Provided material:
[Start of Attachment]

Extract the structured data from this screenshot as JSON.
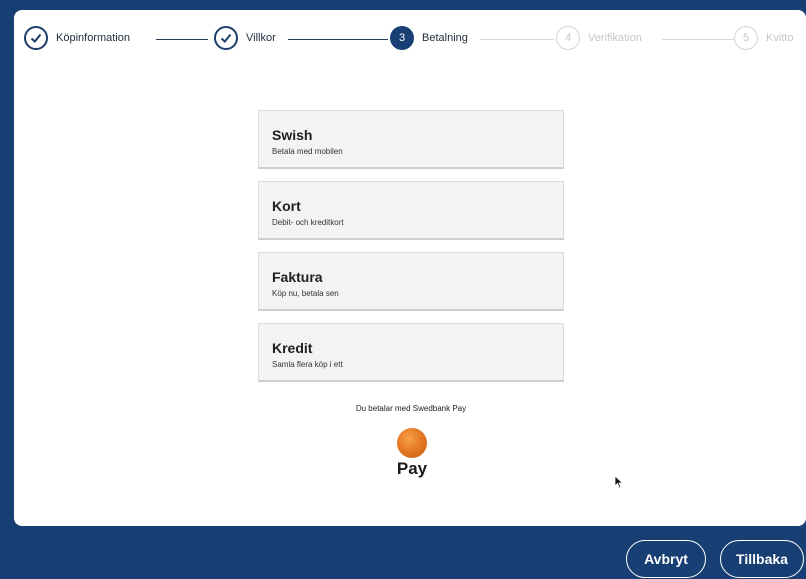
{
  "stepper": {
    "steps": [
      {
        "number": "",
        "label": "Köpinformation",
        "state": "done"
      },
      {
        "number": "",
        "label": "Villkor",
        "state": "done"
      },
      {
        "number": "3",
        "label": "Betalning",
        "state": "current"
      },
      {
        "number": "4",
        "label": "Verifikation",
        "state": "pending"
      },
      {
        "number": "5",
        "label": "Kvitto",
        "state": "pending"
      }
    ]
  },
  "options": [
    {
      "title": "Swish",
      "subtitle": "Betala med mobilen"
    },
    {
      "title": "Kort",
      "subtitle": "Debit- och kreditkort"
    },
    {
      "title": "Faktura",
      "subtitle": "Köp nu, betala sen"
    },
    {
      "title": "Kredit",
      "subtitle": "Samla flera köp i ett"
    }
  ],
  "provider": {
    "info": "Du betalar med Swedbank Pay",
    "logo_text": "Pay"
  },
  "footer": {
    "cancel_label": "Avbryt",
    "back_label": "Tillbaka"
  },
  "colors": {
    "brand": "#183f73",
    "logo_orange": "#e67a24"
  }
}
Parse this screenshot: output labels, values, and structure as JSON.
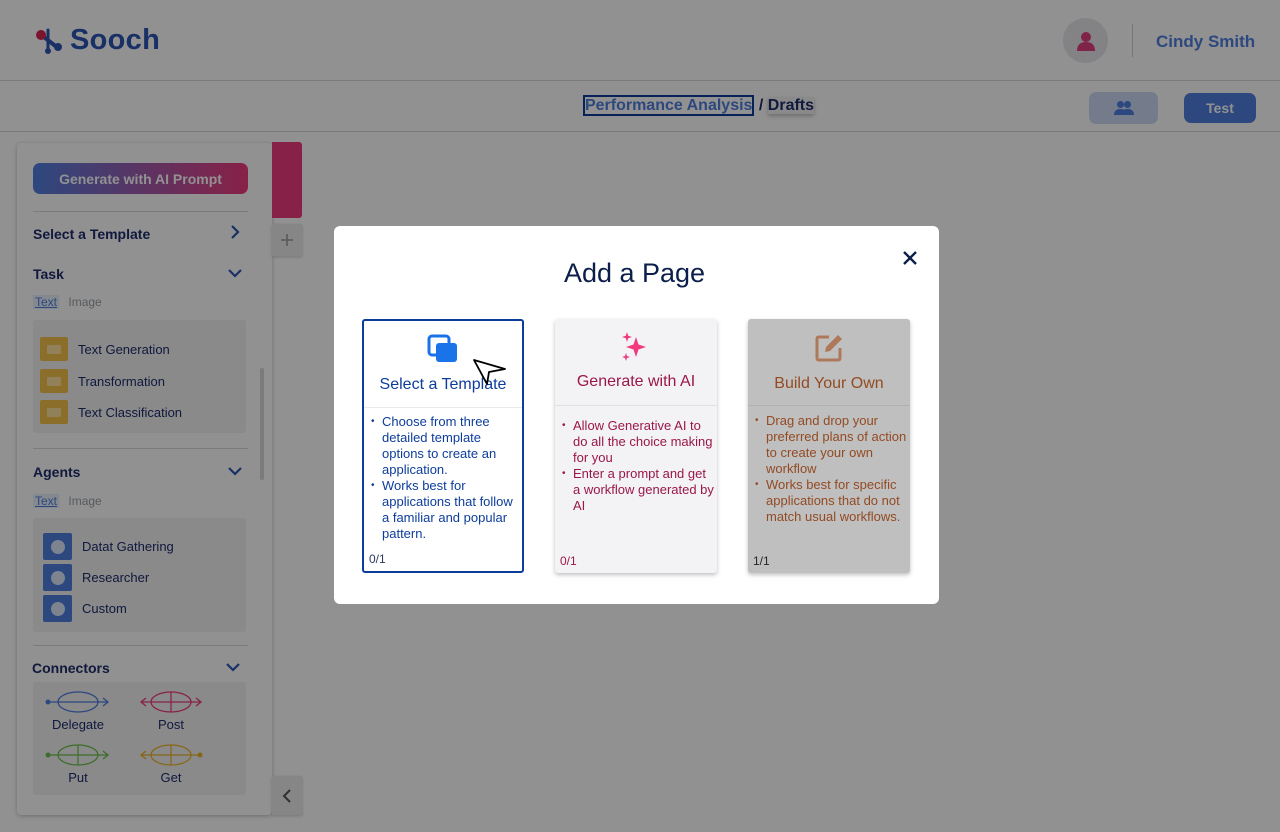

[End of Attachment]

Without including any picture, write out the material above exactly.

Extract the structured data from this screenshot as JSON.
{
  "stepper": {
    "steps": [
      {
        "number": "",
        "label": "Köpinformation",
        "state": "done"
      },
      {
        "number": "",
        "label": "Villkor",
        "state": "done"
      },
      {
        "number": "3",
        "label": "Betalning",
        "state": "current"
      },
      {
        "number": "4",
        "label": "Verifikation",
        "state": "pending"
      },
      {
        "number": "5",
        "label": "Kvitto",
        "state": "pending"
      }
    ]
  },
  "options": [
    {
      "title": "Swish",
      "subtitle": "Betala med mobilen"
    },
    {
      "title": "Kort",
      "subtitle": "Debit- och kreditkort"
    },
    {
      "title": "Faktura",
      "subtitle": "Köp nu, betala sen"
    },
    {
      "title": "Kredit",
      "subtitle": "Samla flera köp i ett"
    }
  ],
  "provider": {
    "info": "Du betalar med Swedbank Pay",
    "logo_text": "Pay"
  },
  "footer": {
    "cancel_label": "Avbryt",
    "back_label": "Tillbaka"
  },
  "colors": {
    "brand": "#183f73",
    "logo_orange": "#e67a24"
  }
}
Parse this screenshot: output labels, values, and structure as JSON.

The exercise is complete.